**Task goal:**
Find all lines in the records that include the word "JSON", and copy them out.

● ● ● ● ●

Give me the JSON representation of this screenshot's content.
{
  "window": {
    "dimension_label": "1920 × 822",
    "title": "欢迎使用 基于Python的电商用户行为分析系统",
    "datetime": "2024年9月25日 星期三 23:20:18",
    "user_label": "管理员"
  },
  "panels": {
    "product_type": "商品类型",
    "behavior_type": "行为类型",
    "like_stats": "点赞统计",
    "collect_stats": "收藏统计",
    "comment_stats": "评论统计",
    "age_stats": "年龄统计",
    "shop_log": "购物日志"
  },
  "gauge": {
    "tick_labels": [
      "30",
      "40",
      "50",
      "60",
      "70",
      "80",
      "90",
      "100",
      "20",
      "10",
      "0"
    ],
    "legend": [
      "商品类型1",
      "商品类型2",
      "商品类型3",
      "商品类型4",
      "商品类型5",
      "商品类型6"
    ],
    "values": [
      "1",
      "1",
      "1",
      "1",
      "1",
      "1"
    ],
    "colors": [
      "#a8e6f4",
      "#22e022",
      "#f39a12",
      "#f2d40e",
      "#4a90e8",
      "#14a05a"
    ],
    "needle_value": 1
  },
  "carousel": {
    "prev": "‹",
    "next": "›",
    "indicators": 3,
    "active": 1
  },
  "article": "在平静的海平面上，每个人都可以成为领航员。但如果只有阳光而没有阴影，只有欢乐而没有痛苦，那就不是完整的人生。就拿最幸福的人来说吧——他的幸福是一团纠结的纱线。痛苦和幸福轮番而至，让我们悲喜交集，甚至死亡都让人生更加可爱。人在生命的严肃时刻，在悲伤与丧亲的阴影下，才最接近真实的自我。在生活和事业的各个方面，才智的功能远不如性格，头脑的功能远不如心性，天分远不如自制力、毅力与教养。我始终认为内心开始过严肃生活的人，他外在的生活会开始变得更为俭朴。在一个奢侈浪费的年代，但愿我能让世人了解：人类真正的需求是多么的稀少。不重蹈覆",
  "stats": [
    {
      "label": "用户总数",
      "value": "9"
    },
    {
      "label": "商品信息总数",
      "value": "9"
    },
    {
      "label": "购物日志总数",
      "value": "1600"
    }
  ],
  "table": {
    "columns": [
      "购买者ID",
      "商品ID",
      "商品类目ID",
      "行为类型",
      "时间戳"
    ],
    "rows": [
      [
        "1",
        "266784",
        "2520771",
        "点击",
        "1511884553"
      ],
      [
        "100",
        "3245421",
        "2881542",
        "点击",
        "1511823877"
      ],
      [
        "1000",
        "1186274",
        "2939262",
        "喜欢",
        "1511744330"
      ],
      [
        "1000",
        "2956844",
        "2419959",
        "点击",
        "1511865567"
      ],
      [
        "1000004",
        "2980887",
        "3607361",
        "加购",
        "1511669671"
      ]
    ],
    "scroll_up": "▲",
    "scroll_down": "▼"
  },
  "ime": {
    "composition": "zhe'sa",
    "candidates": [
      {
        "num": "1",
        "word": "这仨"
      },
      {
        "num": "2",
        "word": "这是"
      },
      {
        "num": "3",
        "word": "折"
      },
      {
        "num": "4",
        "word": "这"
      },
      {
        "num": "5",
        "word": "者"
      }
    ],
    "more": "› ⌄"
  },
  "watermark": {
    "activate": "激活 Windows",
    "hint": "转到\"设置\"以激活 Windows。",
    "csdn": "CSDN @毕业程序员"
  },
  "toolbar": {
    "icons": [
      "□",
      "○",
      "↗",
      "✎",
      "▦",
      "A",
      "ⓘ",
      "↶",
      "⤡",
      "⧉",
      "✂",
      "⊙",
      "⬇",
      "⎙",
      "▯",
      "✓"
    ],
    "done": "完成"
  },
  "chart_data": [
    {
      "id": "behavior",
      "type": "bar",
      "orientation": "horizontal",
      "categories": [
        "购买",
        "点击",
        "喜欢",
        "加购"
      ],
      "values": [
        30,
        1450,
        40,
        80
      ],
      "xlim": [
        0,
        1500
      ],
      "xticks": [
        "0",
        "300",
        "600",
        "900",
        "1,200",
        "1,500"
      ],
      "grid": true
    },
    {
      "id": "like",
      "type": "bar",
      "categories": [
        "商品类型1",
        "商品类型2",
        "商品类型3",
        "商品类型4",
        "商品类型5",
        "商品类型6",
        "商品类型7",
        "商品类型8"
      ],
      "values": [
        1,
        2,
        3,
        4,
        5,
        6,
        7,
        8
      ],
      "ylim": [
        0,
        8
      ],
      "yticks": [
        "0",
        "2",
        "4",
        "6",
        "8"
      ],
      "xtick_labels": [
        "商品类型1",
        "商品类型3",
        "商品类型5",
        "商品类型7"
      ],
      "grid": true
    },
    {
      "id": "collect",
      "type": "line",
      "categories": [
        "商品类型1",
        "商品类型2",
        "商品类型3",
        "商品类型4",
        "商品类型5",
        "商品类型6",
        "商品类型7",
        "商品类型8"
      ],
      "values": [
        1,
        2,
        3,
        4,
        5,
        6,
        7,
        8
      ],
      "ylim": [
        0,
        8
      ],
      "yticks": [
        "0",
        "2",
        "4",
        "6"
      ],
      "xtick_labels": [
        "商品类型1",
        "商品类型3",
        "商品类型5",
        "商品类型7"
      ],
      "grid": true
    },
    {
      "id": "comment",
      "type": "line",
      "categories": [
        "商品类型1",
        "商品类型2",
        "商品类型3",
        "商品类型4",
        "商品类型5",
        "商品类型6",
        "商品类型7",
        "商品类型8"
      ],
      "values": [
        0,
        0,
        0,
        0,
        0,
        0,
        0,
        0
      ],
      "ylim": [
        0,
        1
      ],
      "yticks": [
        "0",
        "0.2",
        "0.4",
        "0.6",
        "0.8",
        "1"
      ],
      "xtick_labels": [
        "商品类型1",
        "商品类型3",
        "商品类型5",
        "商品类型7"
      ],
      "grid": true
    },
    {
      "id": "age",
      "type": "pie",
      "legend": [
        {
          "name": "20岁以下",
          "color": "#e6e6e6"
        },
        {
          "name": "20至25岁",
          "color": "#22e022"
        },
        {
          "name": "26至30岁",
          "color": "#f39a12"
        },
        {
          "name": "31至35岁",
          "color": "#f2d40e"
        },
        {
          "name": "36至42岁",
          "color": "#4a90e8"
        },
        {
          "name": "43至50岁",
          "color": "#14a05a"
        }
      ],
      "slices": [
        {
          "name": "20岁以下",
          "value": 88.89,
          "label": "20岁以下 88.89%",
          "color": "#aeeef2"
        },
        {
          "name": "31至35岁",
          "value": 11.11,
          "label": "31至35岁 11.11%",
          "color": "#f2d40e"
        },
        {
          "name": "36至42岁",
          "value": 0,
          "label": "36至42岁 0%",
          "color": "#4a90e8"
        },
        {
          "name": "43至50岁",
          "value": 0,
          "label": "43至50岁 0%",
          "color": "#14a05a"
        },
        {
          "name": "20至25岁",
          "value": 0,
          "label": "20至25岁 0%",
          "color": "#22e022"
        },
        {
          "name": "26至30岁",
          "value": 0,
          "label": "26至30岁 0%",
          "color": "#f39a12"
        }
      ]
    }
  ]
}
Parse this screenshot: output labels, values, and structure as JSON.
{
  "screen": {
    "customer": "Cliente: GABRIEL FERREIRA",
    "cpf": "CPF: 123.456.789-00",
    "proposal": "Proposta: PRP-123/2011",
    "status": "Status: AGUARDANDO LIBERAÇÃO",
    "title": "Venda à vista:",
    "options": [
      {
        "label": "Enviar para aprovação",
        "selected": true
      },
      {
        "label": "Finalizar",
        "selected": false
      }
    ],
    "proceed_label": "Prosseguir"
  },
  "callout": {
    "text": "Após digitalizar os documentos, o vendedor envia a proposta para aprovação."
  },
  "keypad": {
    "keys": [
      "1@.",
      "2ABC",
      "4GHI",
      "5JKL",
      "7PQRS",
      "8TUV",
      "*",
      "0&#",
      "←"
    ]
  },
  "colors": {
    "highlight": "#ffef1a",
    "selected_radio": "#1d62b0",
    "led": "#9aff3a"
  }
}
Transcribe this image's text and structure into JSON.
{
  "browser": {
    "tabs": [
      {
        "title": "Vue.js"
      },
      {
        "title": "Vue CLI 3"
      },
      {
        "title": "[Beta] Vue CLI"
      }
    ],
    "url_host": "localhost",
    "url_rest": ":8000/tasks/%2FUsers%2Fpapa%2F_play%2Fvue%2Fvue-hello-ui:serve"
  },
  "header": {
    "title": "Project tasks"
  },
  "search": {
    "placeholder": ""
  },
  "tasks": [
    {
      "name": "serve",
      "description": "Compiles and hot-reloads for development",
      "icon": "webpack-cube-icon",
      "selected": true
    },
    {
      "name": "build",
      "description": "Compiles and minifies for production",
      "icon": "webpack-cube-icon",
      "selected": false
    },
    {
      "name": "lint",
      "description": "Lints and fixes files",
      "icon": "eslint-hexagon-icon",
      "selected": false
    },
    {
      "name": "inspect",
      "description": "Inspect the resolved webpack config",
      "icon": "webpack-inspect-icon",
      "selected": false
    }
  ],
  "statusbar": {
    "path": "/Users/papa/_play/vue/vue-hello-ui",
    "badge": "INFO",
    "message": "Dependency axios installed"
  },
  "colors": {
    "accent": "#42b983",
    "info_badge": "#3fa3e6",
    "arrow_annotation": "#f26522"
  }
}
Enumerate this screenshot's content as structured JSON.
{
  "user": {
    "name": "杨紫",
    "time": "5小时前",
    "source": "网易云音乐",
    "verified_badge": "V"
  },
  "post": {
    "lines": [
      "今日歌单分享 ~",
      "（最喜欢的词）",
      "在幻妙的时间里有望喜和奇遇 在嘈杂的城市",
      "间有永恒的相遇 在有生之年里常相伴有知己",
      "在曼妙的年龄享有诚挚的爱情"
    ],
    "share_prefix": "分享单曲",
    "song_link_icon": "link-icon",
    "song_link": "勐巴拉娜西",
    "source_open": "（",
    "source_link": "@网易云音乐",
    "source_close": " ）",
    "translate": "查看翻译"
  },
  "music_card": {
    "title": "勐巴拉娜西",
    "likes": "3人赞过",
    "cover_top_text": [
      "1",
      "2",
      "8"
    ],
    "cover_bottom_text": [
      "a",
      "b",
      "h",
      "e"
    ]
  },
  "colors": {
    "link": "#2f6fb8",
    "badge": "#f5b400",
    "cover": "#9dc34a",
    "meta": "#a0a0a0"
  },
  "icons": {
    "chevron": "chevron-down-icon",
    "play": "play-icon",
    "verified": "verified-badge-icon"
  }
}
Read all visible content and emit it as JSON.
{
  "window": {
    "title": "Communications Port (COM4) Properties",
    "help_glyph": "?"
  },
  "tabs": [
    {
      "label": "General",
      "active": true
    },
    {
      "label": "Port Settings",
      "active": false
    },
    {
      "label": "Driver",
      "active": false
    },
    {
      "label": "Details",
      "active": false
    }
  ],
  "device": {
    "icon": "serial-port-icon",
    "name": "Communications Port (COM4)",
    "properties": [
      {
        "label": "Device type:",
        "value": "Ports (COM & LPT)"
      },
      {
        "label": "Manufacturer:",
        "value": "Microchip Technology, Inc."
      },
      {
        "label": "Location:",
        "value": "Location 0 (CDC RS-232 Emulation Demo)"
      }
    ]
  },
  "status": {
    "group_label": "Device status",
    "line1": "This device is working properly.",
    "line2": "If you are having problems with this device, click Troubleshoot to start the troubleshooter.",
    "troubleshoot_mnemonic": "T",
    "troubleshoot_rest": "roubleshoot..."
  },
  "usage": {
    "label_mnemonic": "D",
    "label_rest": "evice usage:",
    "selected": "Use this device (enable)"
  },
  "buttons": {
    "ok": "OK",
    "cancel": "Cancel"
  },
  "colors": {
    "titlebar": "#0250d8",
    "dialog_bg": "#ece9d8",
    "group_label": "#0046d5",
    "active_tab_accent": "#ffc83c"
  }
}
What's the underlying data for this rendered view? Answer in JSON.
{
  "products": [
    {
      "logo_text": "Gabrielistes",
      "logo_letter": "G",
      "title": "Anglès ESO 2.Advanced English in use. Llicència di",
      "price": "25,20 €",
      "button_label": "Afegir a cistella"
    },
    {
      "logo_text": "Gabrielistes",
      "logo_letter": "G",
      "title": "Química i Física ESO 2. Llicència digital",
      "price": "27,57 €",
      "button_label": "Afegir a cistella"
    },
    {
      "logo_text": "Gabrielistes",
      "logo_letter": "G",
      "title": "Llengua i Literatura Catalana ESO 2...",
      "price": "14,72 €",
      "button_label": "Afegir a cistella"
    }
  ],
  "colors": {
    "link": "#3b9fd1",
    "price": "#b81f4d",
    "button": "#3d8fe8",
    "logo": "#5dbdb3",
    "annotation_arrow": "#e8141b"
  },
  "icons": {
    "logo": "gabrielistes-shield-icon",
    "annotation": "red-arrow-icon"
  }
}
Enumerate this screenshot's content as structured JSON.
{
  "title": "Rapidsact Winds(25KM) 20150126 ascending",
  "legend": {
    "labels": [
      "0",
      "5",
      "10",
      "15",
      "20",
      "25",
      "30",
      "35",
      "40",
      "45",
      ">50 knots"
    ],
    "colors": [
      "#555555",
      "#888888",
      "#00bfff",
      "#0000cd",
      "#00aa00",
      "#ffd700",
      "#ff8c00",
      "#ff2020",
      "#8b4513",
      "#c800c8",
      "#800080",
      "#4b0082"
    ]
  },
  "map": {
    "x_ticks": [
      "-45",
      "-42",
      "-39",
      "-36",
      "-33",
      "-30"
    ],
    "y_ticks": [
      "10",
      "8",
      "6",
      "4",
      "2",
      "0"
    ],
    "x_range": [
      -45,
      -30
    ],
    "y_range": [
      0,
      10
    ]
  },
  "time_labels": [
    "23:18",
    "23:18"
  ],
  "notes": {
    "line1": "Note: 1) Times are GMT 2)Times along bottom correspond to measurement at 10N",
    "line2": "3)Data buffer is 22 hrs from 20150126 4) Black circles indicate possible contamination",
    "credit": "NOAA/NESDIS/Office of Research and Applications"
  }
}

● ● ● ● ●

**Task answer:**
Give me the JSON representation of this screenshot's content.
Parse this screenshot: output labels, values, and structure as JSON.
Transcribe this image's text and structure into JSON.
Enumerate this screenshot's content as structured JSON.
Read all visible content and emit it as JSON.
What's the underlying data for this rendered view? Answer in JSON.
Enumerate this screenshot's content as structured JSON.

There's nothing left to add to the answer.